Supplied records:
▼▼▼
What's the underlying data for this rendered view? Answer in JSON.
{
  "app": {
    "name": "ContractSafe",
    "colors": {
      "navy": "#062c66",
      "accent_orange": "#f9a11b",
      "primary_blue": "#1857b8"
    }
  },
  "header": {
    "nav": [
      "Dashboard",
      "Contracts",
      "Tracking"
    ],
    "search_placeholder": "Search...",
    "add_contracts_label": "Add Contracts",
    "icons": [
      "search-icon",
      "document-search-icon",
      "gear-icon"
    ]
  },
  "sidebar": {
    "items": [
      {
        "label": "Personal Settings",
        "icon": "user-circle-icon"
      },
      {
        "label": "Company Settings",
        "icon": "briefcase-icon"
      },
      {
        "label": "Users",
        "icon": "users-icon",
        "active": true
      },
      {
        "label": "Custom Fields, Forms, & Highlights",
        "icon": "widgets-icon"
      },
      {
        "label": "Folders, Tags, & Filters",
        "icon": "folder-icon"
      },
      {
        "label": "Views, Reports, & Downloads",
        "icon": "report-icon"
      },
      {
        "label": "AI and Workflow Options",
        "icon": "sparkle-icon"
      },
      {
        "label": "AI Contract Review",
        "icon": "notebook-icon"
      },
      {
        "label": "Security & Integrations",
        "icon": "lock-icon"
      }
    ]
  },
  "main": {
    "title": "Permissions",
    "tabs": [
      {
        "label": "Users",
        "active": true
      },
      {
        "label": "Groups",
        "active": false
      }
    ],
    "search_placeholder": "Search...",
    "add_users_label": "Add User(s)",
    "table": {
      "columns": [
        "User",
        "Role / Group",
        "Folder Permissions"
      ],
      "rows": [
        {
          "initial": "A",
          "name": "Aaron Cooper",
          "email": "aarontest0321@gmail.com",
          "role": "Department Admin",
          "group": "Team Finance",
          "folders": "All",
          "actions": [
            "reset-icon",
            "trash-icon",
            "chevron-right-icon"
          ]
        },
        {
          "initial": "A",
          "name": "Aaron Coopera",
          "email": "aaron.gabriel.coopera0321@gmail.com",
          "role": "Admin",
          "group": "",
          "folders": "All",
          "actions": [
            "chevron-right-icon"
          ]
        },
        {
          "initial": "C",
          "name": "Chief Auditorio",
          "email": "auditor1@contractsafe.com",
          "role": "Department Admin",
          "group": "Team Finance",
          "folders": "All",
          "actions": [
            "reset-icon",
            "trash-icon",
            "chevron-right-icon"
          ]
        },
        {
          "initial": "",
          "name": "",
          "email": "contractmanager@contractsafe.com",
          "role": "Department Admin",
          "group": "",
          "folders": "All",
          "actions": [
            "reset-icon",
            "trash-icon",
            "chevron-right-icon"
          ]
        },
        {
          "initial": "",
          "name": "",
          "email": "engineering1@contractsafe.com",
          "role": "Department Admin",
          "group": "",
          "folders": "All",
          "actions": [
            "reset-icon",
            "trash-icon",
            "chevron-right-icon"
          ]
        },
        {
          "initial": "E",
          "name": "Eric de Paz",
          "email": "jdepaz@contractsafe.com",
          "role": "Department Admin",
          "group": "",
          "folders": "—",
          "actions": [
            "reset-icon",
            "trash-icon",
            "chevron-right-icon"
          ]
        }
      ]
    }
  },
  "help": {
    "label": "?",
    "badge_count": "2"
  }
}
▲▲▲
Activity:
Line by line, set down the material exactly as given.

Answer to the problem:
What's the underlying data for this rendered view? Answer in JSON.
{
  "app": {
    "name": "ContractSafe",
    "colors": {
      "navy": "#062c66",
      "accent_orange": "#f9a11b",
      "primary_blue": "#1857b8"
    }
  },
  "header": {
    "nav": [
      "Dashboard",
      "Contracts",
      "Tracking"
    ],
    "search_placeholder": "Search...",
    "add_contracts_label": "Add Contracts",
    "icons": [
      "search-icon",
      "document-search-icon",
      "gear-icon"
    ]
  },
  "sidebar": {
    "items": [
      {
        "label": "Personal Settings",
        "icon": "user-circle-icon"
      },
      {
        "label": "Company Settings",
        "icon": "briefcase-icon"
      },
      {
        "label": "Users",
        "icon": "users-icon",
        "active": true
      },
      {
        "label": "Custom Fields, Forms, & Highlights",
        "icon": "widgets-icon"
      },
      {
        "label": "Folders, Tags, & Filters",
        "icon": "folder-icon"
      },
      {
        "label": "Views, Reports, & Downloads",
        "icon": "report-icon"
      },
      {
        "label": "AI and Workflow Options",
        "icon": "sparkle-icon"
      },
      {
        "label": "AI Contract Review",
        "icon": "notebook-icon"
      },
      {
        "label": "Security & Integrations",
        "icon": "lock-icon"
      }
    ]
  },
  "main": {
    "title": "Permissions",
    "tabs": [
      {
        "label": "Users",
        "active": true
      },
      {
        "label": "Groups",
        "active": false
      }
    ],
    "search_placeholder": "Search...",
    "add_users_label": "Add User(s)",
    "table": {
      "columns": [
        "User",
        "Role / Group",
        "Folder Permissions"
      ],
      "rows": [
        {
          "initial": "A",
          "name": "Aaron Cooper",
          "email": "aarontest0321@gmail.com",
          "role": "Department Admin",
          "group": "Team Finance",
          "folders": "All",
          "actions": [
            "reset-icon",
            "trash-icon",
            "chevron-right-icon"
          ]
        },
        {
          "initial": "A",
          "name": "Aaron Coopera",
          "email": "aaron.gabriel.coopera0321@gmail.com",
          "role": "Admin",
          "group": "",
          "folders": "All",
          "actions": [
            "chevron-right-icon"
          ]
        },
        {
          "initial": "C",
          "name": "Chief Auditorio",
          "email": "auditor1@contractsafe.com",
          "role": "Department Admin",
          "group": "Team Finance",
          "folders": "All",
          "actions": [
            "reset-icon",
            "trash-icon",
            "chevron-right-icon"
          ]
        },
        {
          "initial": "",
          "name": "",
          "email": "contractmanager@contractsafe.com",
          "role": "Department Admin",
          "group": "",
          "folders": "All",
          "actions": [
            "reset-icon",
            "trash-icon",
            "chevron-right-icon"
          ]
        },
        {
          "initial": "",
          "name": "",
          "email": "engineering1@contractsafe.com",
          "role": "Department Admin",
          "group": "",
          "folders": "All",
          "actions": [
            "reset-icon",
            "trash-icon",
            "chevron-right-icon"
          ]
        },
        {
          "initial": "E",
          "name": "Eric de Paz",
          "email": "jdepaz@contractsafe.com",
          "role": "Department Admin",
          "group": "",
          "folders": "—",
          "actions": [
            "reset-icon",
            "trash-icon",
            "chevron-right-icon"
          ]
        }
      ]
    }
  },
  "help": {
    "label": "?",
    "badge_count": "2"
  }
}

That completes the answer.